What needs to be done:
The required answer is every line of the data containing the word "class".

[App and web page records]

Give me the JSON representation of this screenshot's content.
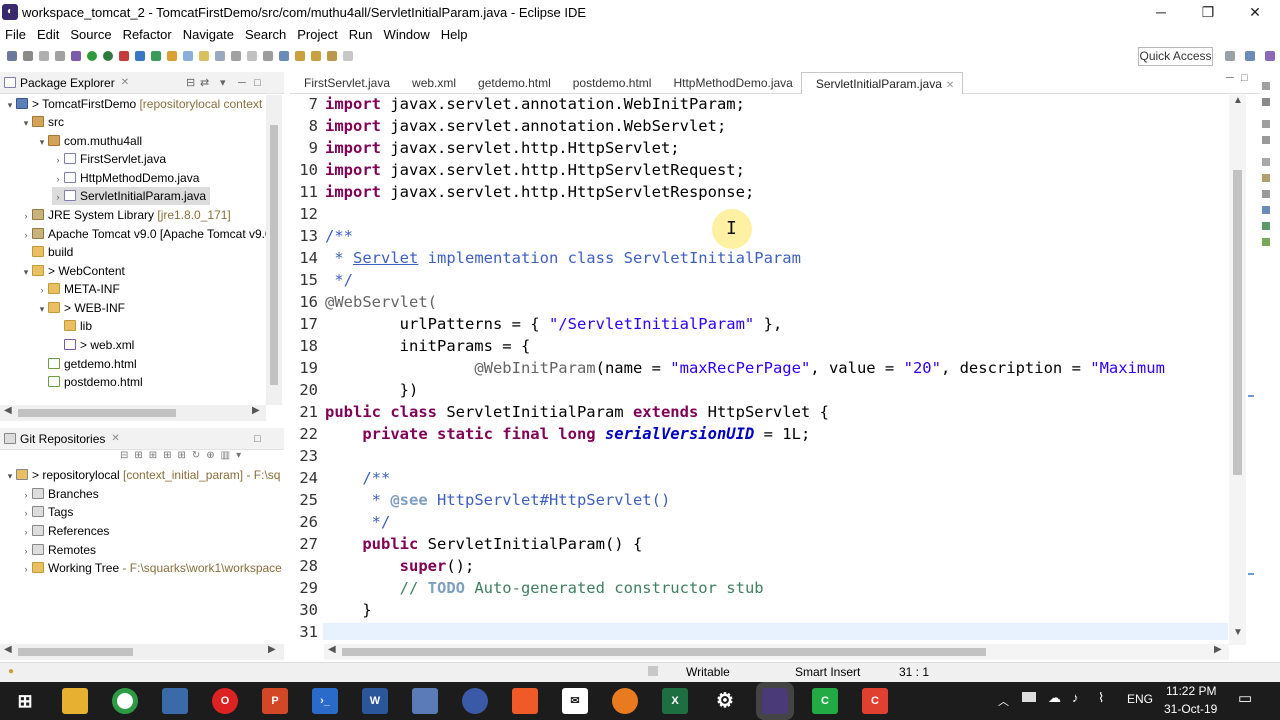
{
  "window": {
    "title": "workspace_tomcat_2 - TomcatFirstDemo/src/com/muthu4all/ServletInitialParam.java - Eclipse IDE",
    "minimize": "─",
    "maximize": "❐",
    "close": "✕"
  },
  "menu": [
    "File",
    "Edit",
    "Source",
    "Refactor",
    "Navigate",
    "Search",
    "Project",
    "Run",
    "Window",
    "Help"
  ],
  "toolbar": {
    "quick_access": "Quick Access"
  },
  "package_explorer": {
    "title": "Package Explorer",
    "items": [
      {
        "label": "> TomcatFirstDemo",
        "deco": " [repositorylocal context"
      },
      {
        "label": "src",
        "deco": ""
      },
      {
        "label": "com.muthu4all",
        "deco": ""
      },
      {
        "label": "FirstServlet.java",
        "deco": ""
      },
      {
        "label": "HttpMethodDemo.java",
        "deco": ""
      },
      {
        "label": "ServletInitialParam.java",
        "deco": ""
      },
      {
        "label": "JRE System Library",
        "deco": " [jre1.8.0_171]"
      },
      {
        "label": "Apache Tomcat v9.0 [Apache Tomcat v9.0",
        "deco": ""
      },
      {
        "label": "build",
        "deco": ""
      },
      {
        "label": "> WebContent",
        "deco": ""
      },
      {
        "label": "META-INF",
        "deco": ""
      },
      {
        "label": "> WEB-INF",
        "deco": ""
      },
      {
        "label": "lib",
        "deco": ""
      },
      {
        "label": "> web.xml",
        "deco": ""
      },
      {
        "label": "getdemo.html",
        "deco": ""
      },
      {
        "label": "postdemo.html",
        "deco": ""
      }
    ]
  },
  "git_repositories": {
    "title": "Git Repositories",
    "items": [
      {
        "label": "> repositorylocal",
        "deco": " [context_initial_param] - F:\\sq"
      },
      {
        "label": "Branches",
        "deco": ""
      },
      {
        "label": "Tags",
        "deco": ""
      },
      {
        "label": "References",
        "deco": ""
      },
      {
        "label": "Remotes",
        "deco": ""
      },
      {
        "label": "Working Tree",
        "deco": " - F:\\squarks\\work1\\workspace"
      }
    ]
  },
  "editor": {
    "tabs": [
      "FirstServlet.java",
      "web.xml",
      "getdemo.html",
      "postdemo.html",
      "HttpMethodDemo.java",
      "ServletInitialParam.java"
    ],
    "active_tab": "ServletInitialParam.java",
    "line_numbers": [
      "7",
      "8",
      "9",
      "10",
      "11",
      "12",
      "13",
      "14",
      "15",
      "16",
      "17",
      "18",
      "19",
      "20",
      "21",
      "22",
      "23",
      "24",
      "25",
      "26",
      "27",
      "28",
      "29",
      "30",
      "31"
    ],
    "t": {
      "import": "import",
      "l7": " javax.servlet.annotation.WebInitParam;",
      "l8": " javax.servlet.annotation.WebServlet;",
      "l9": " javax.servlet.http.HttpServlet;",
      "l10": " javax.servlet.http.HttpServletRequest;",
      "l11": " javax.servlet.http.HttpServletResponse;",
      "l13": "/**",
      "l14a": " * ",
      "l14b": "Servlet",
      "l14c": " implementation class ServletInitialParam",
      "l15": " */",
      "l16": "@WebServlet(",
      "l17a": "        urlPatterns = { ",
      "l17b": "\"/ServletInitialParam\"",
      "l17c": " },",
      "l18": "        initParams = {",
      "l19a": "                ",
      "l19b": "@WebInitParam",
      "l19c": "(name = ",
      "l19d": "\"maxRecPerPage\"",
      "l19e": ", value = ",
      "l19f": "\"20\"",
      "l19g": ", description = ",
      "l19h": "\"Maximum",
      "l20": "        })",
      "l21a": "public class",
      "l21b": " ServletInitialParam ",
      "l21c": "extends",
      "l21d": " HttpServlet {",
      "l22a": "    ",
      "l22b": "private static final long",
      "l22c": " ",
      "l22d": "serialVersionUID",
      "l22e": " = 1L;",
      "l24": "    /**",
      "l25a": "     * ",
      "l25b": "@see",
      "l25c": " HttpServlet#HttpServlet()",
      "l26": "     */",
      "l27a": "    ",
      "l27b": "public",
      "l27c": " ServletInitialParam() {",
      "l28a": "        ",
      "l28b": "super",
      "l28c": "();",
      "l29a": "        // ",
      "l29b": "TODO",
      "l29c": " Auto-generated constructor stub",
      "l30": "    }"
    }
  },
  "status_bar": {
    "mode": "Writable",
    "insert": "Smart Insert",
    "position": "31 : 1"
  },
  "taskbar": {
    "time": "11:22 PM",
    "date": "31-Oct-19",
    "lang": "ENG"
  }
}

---

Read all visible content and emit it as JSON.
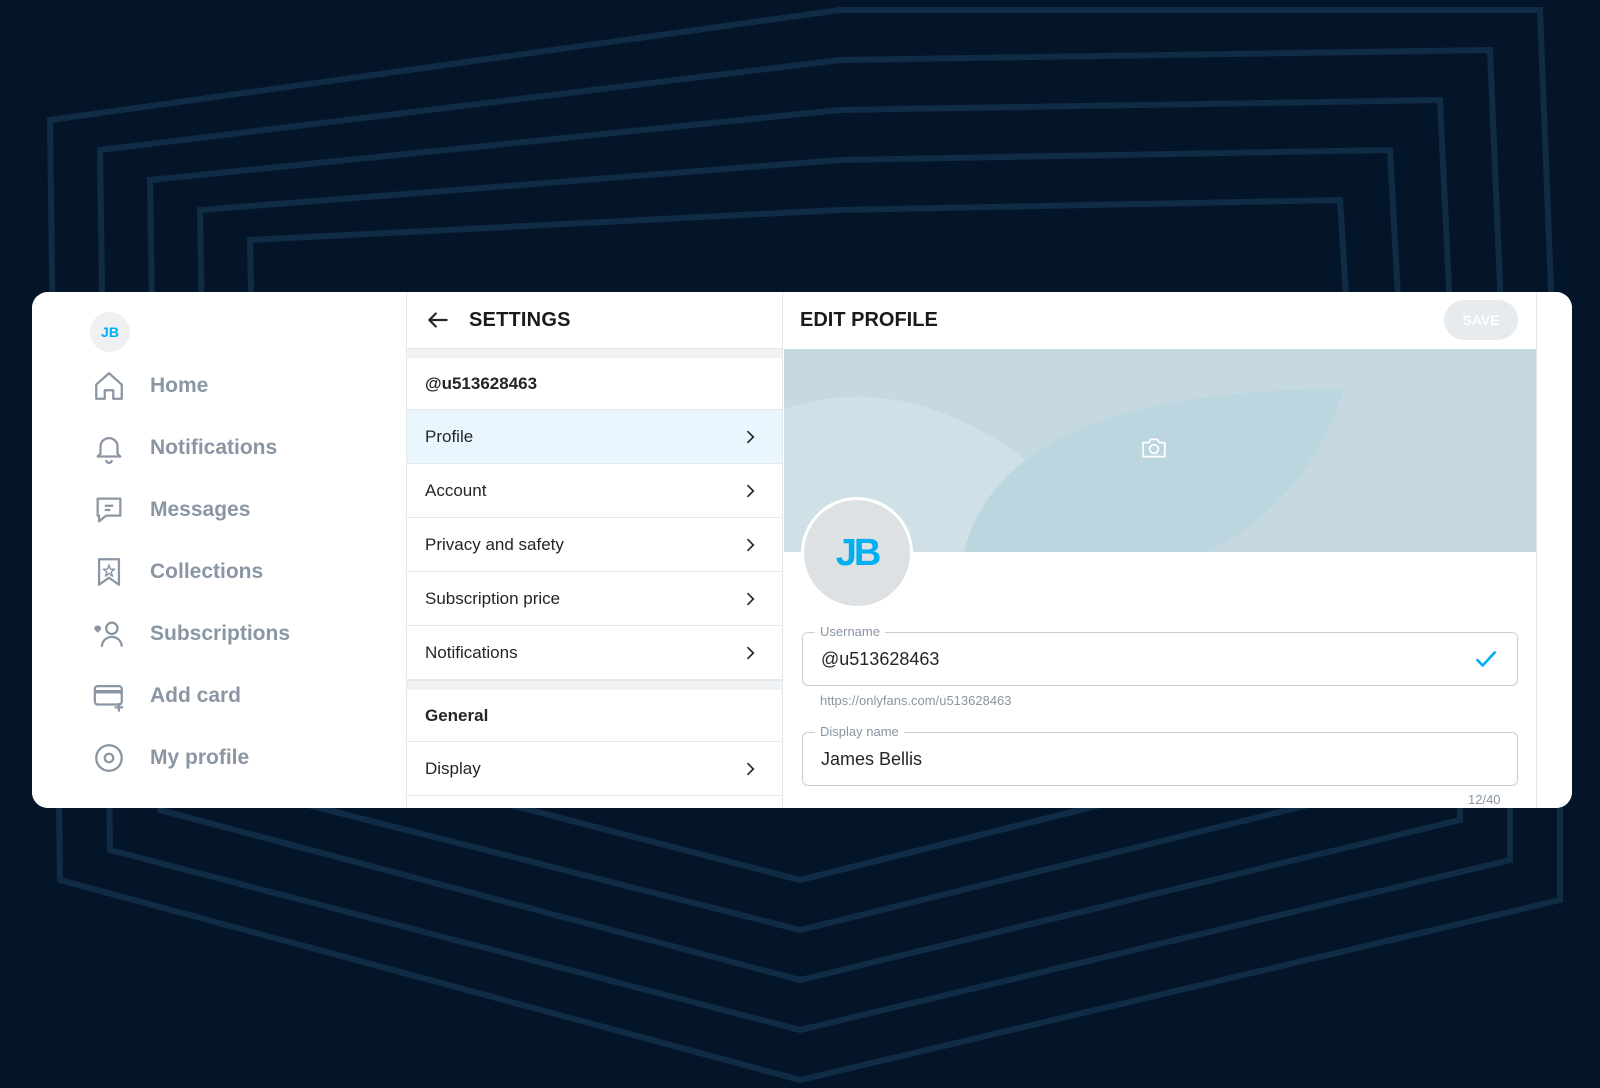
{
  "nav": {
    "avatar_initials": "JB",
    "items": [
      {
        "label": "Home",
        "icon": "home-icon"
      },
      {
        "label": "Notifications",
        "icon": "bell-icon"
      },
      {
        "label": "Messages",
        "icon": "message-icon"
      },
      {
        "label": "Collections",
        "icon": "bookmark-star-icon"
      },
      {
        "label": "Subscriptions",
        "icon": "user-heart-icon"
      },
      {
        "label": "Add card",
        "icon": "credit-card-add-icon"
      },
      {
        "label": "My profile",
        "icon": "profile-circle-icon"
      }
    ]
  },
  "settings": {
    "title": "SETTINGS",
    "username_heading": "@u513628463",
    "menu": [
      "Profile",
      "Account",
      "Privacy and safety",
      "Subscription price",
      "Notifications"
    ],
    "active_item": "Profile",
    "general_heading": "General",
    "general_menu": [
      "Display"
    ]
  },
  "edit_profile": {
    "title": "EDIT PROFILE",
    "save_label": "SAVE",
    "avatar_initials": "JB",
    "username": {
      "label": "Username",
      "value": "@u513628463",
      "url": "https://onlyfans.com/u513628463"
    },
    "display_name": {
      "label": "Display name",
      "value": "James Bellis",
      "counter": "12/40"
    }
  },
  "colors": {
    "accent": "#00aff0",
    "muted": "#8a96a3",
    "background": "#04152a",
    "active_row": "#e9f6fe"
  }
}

Reply to the exercise:
      "l14c": " implementation class ServletInitialParam",
      "l21a": "public class",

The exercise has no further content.